This is taken even further in a couple of sources when St Serapion deigns to correct others who have not been so free with their copies of the Scriptures. For instance, here is the second saying about St Serapion in the alphabetical collection of apophthegmata: ‘A brother said to Abba Serapion, “Give me a word.” The old man said to him, “What shall I say to you? You have taken the living of the widows and orphans and put it on your shelves.” For he saw them full of books’ (Benedicta Ward, trans., The Sayings of the Desert Fathers: The Alphabetical Collection, rev. ed. [Kalamazoo, MI: Cistercian, 1984], p. 227; this is also found in Waddell, p. 90).

Fortunately, lest we become too alarmed, Burton-Christie has pointed out that even St Serapion found good uses for books. Just before the saying above, in Serapion 1, we read the following story:

1. One day Abba Serapion passed through an Egyptian village and there he saw a courtesan who stayed in her own cell. The old man said to her, ‘Expect me this evening, for I should like to come and spend the night with you.’ She replied, ‘Very well, abba.’ She got ready and made the bed. When evening came, the old man came to see her and entered her cell and said to her, ‘Have you got the bed ready?’ She said, ‘Yes, abba.’ Then he closed the door and said to her, ‘Wait a bit, for we have a rule of prayer and I must filfill that first.’ So the old man began his prayers. He took the psalter and at each psalm he said a prayer for the courtesan, begging God that she might be converted and saved, and God heard him. The woman stood trembling and praying beside the old man. When he had completed the whole psalter the woman fell to the ground. Then the old man, beginning the Epistle, read a great deal from the apostle and completed his prayers. The woman was filled with compunction and understood that he had not come to see her to commit sin but to save her soul and she fell at his feet, saying, ‘Abba, do me this kindness and take we [sic] where I can please God.’ So the old man took her to a monastery of virgins and entrusted her to the amma and he said, ‘Take this sister and do not put any yoke or commandment on her as on the other sisters, but if she wants something, give it her and allow her to walk as she wishes.’ After some days the courtesan said, ‘I am a sinner; I wish to eat every second day.’ A little later she said, ‘I have committed many sins and I wish to eat every fourth day.’ A few days later she besought the amma saying, ‘Since I have grieved God greatly by my sins, do me the kindness of putting me in a cell and shutting it completely and giving me a little bread and some work through the window.’ The amma did so and the woman pleased God all the rest of her life. (Ward, pp. 126-7)
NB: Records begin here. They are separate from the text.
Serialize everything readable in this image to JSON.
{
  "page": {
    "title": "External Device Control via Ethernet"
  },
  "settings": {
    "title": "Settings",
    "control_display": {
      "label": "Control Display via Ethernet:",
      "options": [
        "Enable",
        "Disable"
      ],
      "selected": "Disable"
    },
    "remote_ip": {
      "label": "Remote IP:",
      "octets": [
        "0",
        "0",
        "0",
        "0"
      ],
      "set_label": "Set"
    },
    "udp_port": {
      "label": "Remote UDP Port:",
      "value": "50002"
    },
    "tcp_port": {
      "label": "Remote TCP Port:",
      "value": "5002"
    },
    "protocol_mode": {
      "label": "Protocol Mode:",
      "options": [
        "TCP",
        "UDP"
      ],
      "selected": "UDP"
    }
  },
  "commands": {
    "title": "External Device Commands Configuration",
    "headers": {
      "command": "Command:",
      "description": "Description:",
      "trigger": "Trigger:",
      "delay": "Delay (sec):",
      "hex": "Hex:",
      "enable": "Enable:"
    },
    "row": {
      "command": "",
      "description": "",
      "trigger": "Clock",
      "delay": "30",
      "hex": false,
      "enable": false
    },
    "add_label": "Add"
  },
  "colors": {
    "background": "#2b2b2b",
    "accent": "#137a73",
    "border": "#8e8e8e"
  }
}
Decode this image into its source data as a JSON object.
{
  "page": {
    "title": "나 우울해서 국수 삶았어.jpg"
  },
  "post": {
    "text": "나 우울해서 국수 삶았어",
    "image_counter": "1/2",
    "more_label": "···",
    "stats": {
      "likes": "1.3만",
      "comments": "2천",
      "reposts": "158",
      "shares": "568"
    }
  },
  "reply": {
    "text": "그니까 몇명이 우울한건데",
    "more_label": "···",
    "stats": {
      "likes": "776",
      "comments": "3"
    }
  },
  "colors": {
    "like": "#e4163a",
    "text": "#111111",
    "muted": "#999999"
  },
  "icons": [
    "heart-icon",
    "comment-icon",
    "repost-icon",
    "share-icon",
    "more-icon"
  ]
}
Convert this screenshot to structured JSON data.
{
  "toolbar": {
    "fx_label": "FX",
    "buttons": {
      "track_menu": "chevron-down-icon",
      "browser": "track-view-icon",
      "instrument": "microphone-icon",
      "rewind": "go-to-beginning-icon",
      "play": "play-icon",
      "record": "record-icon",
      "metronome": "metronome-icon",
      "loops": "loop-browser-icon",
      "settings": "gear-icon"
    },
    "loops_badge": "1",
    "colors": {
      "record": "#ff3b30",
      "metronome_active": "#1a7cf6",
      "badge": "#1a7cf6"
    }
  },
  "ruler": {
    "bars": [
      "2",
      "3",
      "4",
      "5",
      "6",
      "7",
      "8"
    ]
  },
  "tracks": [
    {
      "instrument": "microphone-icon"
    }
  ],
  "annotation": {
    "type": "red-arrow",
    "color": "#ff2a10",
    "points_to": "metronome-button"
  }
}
Harmonising this with St Serapion’s negative attitude towards books in the other passage, Burton-Christie concludes:

Serapion is certainly not implying . . . that possessing books is in itself immoral, for he himself made good use of books on occasion. What he appears to be criticizing is rather the desire among some monks merely to collect and accumulate books, allowing them to become useless objects. As he perceptively noted, such practice could lead the monks to turn the Word from a command to be fulfilled to a thing to be stored. . . . The process of reification of the Word is described this way: ‘The prophets wrote books. Then came our Fathers who put them into practice. Those who came after them learnt them by heart. Then came the present generation, who have written them out and put them into their window seats without using them [from the Greek anonymous collection].’ (p. 116)

Let this be a lesson to us bibliophiles!

2 comments:

+Savas of Troas said...

Christ is risen!

I'm not sure how you do it: every day, a keeper. However it happens, may it continue!

With gratitude,

+S

aaronandbrighid said...

You are too kind, Despota. It's good to hear from you again.